But the fun really starts when we start to combine these services. We could have language translation services, hotel reservation services, transport reservation systems, services that interact with social networks, services to access and query government and official data and all this opens us up to the possibility of creating sophisticated 'problem specific' services, for example a service that knows how to plan an entire wedding and knows which other services it needs to locate available venues, check guests calendars, send and recieve invitations, book a chauffeur driven car, obtain estimates for food, gift lists etc...

It would be really great to move in this direction, but it will take the support of lots of people. However, as a stepping stone, website owners can start by using http://livedirectory.org/ - a service which provides the functionality to publish and manage an arbitrary set of data and allow 3rd party applications to subscribe to this data, which means that LiveDirectory will send change notifications to all subscribers when this data is updated. For example, I have implemented the equivilent of the 'data.json' file as a LiveDirectory profile:

http://livedirectory.org/profile/tom-carnell

The above LiveDirectory profile details information about me and allows anybody to 'subscribe' to any part of that data structure. Another example is the jQuery profile:

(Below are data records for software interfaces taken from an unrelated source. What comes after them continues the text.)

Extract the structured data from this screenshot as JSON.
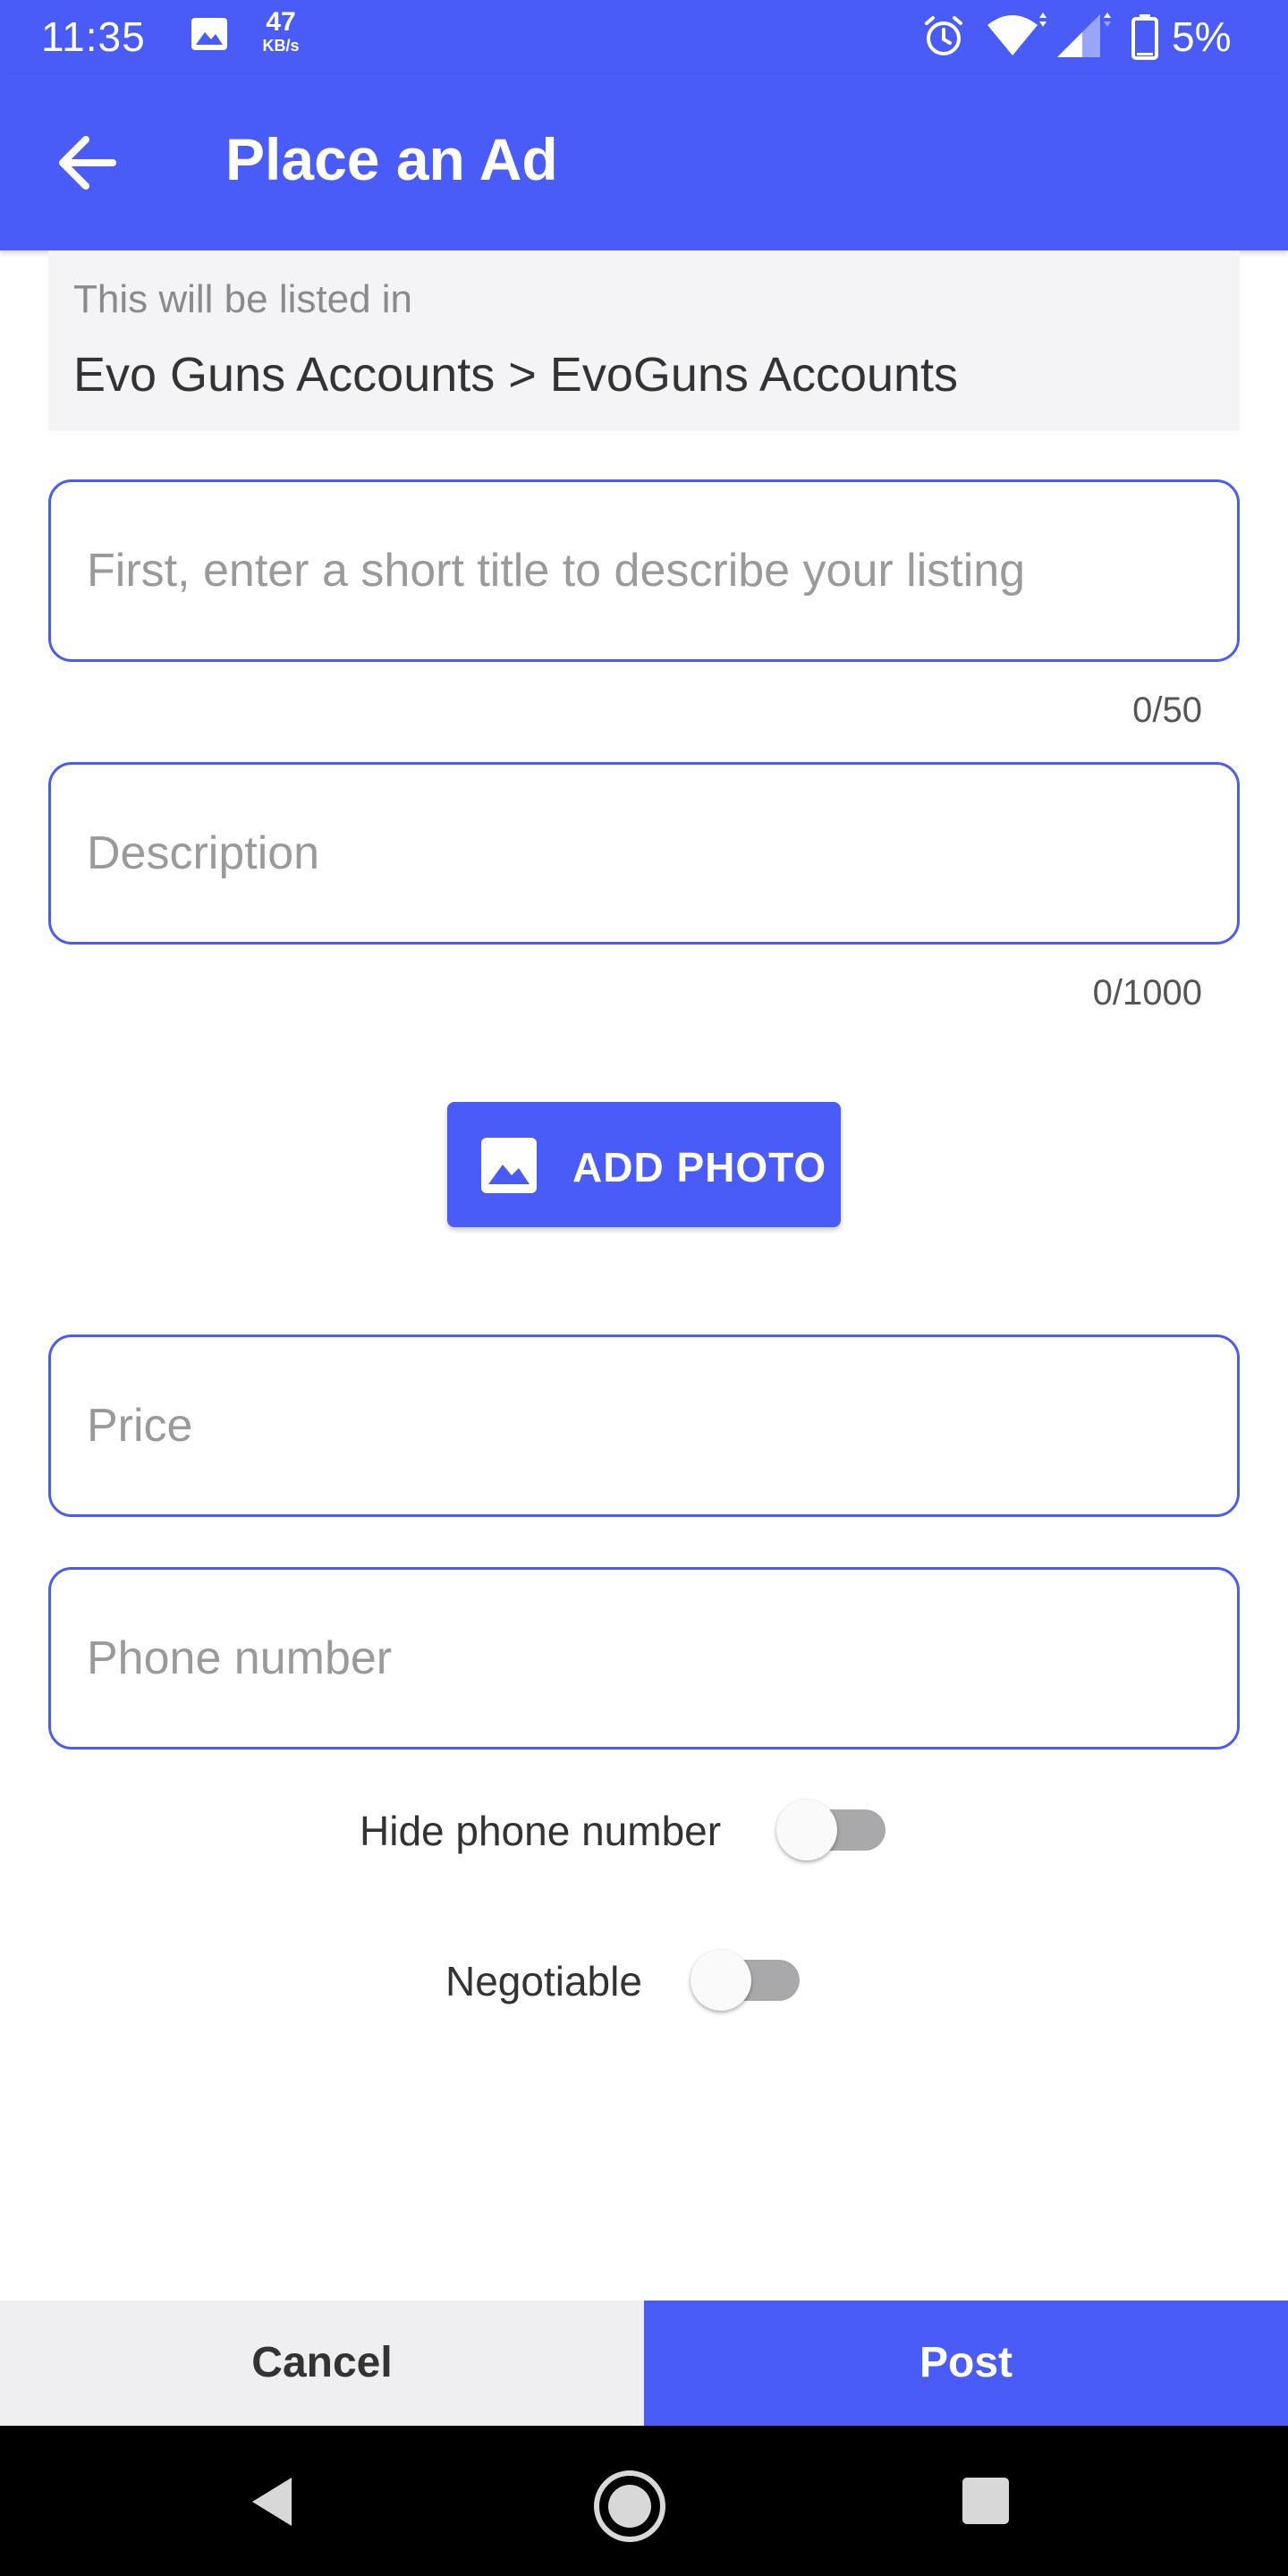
{
  "status_bar": {
    "time": "11:35",
    "net_speed_value": "47",
    "net_speed_unit": "KB/s",
    "battery_percent": "5%",
    "icons": [
      "gallery-icon",
      "alarm-icon",
      "wifi-icon",
      "cell-signal-icon",
      "battery-icon"
    ]
  },
  "app_bar": {
    "title": "Place an Ad",
    "back_icon": "arrow-left-icon"
  },
  "listing": {
    "label": "This will be listed in",
    "path": "Evo Guns Accounts > EvoGuns Accounts"
  },
  "form": {
    "title": {
      "value": "",
      "placeholder": "First, enter a short title to describe your listing",
      "counter": "0/50"
    },
    "description": {
      "value": "",
      "placeholder": "Description",
      "counter": "0/1000"
    },
    "add_photo": {
      "label": "ADD PHOTO",
      "icon": "image-icon"
    },
    "price": {
      "value": "",
      "placeholder": "Price"
    },
    "phone": {
      "value": "",
      "placeholder": "Phone number"
    },
    "hide_phone": {
      "label": "Hide phone number",
      "enabled": false
    },
    "negotiable": {
      "label": "Negotiable",
      "enabled": false
    }
  },
  "actions": {
    "cancel_label": "Cancel",
    "post_label": "Post"
  },
  "colors": {
    "brand": "#4a5cf7",
    "toggle_off_track": "#a9a9ab",
    "listed_bg": "#f4f4f6",
    "cancel_bg": "#efeff1"
  },
  "nav_bar": {
    "icons": [
      "nav-back-icon",
      "nav-home-icon",
      "nav-recents-icon"
    ]
  }
}
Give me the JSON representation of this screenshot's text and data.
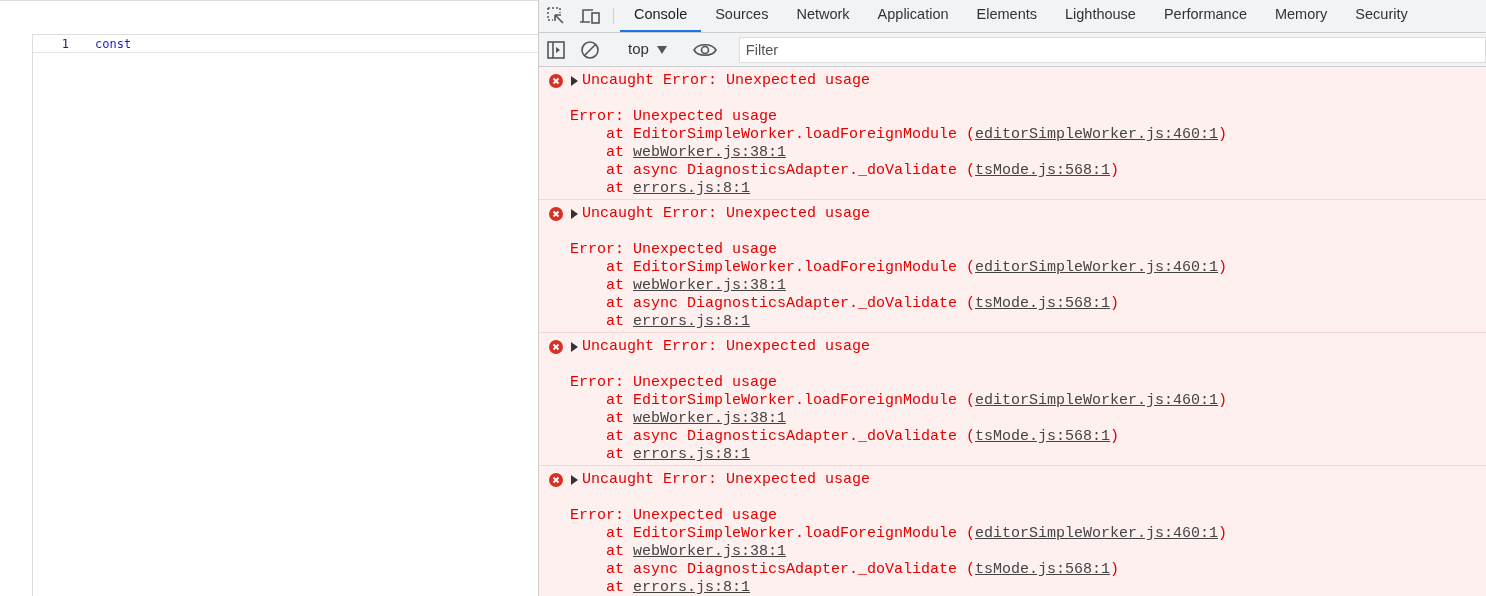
{
  "editor": {
    "lines": [
      {
        "number": "1",
        "code": "const"
      }
    ]
  },
  "devtools": {
    "tabs": [
      {
        "label": "Console",
        "selected": true
      },
      {
        "label": "Sources",
        "selected": false
      },
      {
        "label": "Network",
        "selected": false
      },
      {
        "label": "Application",
        "selected": false
      },
      {
        "label": "Elements",
        "selected": false
      },
      {
        "label": "Lighthouse",
        "selected": false
      },
      {
        "label": "Performance",
        "selected": false
      },
      {
        "label": "Memory",
        "selected": false
      },
      {
        "label": "Security",
        "selected": false
      }
    ],
    "context": "top",
    "filter": {
      "placeholder": "Filter"
    },
    "messages": [
      {
        "title": "Uncaught Error: Unexpected usage",
        "expanded": false,
        "error": "Error: Unexpected usage",
        "stack": [
          {
            "prefix": "at EditorSimpleWorker.loadForeignModule (",
            "link": "editorSimpleWorker.js:460:1",
            "suffix": ")"
          },
          {
            "prefix": "at ",
            "link": "webWorker.js:38:1"
          },
          {
            "prefix": "at async DiagnosticsAdapter._doValidate (",
            "link": "tsMode.js:568:1",
            "suffix": ")"
          },
          {
            "prefix": "at ",
            "link": "errors.js:8:1"
          }
        ]
      },
      {
        "title": "Uncaught Error: Unexpected usage",
        "expanded": false,
        "error": "Error: Unexpected usage",
        "stack": [
          {
            "prefix": "at EditorSimpleWorker.loadForeignModule (",
            "link": "editorSimpleWorker.js:460:1",
            "suffix": ")"
          },
          {
            "prefix": "at ",
            "link": "webWorker.js:38:1"
          },
          {
            "prefix": "at async DiagnosticsAdapter._doValidate (",
            "link": "tsMode.js:568:1",
            "suffix": ")"
          },
          {
            "prefix": "at ",
            "link": "errors.js:8:1"
          }
        ]
      },
      {
        "title": "Uncaught Error: Unexpected usage",
        "expanded": false,
        "error": "Error: Unexpected usage",
        "stack": [
          {
            "prefix": "at EditorSimpleWorker.loadForeignModule (",
            "link": "editorSimpleWorker.js:460:1",
            "suffix": ")"
          },
          {
            "prefix": "at ",
            "link": "webWorker.js:38:1"
          },
          {
            "prefix": "at async DiagnosticsAdapter._doValidate (",
            "link": "tsMode.js:568:1",
            "suffix": ")"
          },
          {
            "prefix": "at ",
            "link": "errors.js:8:1"
          }
        ]
      },
      {
        "title": "Uncaught Error: Unexpected usage",
        "expanded": false,
        "error": "Error: Unexpected usage",
        "stack": [
          {
            "prefix": "at EditorSimpleWorker.loadForeignModule (",
            "link": "editorSimpleWorker.js:460:1",
            "suffix": ")"
          },
          {
            "prefix": "at ",
            "link": "webWorker.js:38:1"
          },
          {
            "prefix": "at async DiagnosticsAdapter._doValidate (",
            "link": "tsMode.js:568:1",
            "suffix": ")"
          },
          {
            "prefix": "at ",
            "link": "errors.js:8:1"
          }
        ]
      }
    ]
  }
}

http://livedirectory.org/profile/jquery

Where services can subscribe to be notified whenever a new version of jQuery is released, which is specifically located here:

http://livedirectory.org/profile/jquery/latest_version

The LiveDirectory.org aims to provide a simply but very powerful API based data manangement, retrieval and subscription system to help the Internet take one step toward becoming a more useful tool for everyone.

Wednesday, September 14, 2011

Why database column names should be globally unique

After years of working with relational databases (RDBMS's), I have just started to realise the importance of globally unique names for database columns. Generally I use the term 'globally unique' to mean unique within the database schema, but I it could potentially extend to being unique across all schemas.

The problem that arises from using repeating column names is when two or more tables are used in a single query. For example, if we have two tables: 'customers' (which has a column 'id') and 'customer_orders' (which also has the column 'id') when we perform the following query:

"SELECT * FROM customers c, customer_orders o WHERE c.name = 'tom';"

The "*" clause means we will return every column of both tables. So considering a single row returned from the query, what would be the value of 'id'? Would it be the 'customers.id' field or the 'customer_orders.id' field? What if our application needed to use both values? Of course, we could change our query and give aliases to the columns, which would also mean we would need to explicitly list the columns we wish to be returned:

"SELECT c.id customer_id, o.id order_id, c.name, o.value FROM customers c, customer_orders o WHERE c.name = 'tom';"

So we can now reference either the customers.id value and the order.id value. But this solution makes our query fragile and susceptible to schema changes - what if we later rename the column 'c.name' to 'c.first_name'? The query would then break. In addition, and for the purposes of consistancy of any 'data interface' we might define, we would be forced to use these explict column aliases in all our queries, which would reduce the readability of the SQL and introduce the same problems associated with any form of code duplication.

In reality, the first SQL query would be perfectly good had we used unique column names. For example, 'customers.cst_id' instead of 'customer.id' and 'customer_orders.cso_id' instead of 'customer_orders.id'. Here I have chosen a three character 'prefix' for column names that gives some clue to the name of the containing table. Therefore 'customers.name' would also become 'customers.cst_name'.

Implementing a simple column naming convention across the entire database schema will greatly improve the effectiveness of SQL queries and will reduce the likelihood of application errors that may occur by accidentally referencing the wrong data within an application.